**To do**.
From the entries that follow, copy every line with the word "合法稳定居住居住证办理".

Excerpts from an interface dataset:
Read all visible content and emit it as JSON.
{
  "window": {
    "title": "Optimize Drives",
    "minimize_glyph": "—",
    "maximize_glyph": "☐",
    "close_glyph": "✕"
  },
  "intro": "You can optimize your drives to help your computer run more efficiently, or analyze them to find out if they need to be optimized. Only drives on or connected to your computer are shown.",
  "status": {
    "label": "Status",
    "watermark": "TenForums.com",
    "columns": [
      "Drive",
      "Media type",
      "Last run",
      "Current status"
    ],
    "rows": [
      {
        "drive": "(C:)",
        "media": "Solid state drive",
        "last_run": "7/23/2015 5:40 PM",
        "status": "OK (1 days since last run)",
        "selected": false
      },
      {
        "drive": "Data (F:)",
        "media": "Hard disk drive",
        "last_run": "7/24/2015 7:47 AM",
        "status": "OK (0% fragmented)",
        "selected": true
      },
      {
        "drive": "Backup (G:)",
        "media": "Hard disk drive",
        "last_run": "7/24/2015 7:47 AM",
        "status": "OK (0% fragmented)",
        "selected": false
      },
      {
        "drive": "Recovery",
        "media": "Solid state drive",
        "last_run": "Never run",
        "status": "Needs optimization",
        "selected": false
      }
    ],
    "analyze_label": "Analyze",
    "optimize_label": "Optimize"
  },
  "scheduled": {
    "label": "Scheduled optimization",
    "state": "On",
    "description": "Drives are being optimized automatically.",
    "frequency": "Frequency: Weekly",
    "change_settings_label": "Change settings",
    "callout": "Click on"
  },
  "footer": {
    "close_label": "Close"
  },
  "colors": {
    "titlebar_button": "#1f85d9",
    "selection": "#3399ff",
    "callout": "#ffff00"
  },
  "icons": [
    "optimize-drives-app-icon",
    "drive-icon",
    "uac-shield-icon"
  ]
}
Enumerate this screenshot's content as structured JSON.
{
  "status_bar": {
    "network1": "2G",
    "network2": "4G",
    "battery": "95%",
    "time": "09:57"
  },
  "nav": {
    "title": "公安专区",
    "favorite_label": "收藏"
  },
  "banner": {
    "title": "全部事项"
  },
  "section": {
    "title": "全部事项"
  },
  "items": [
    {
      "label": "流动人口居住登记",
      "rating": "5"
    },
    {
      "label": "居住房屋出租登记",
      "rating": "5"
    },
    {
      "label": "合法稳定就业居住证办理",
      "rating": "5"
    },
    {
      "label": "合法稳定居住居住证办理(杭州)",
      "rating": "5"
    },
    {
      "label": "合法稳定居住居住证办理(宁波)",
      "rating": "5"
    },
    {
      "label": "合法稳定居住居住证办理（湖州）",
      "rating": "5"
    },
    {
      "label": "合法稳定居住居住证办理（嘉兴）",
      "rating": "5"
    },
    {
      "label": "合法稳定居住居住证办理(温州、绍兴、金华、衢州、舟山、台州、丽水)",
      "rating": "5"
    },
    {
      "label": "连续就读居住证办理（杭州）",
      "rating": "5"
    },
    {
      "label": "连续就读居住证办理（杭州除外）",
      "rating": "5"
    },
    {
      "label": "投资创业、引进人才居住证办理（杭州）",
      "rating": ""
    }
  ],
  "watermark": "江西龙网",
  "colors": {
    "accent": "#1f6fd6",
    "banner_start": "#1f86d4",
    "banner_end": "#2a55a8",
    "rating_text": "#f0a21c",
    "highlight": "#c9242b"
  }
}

**Answer for the task**.
      "label": "合法稳定居住居住证办理(杭州)",
      "label": "合法稳定居住居住证办理(宁波)",
      "label": "合法稳定居住居住证办理（湖州）",
      "label": "合法稳定居住居住证办理（嘉兴）",
      "label": "合法稳定居住居住证办理(温州、绍兴、金华、衢州、舟山、台州、丽水)",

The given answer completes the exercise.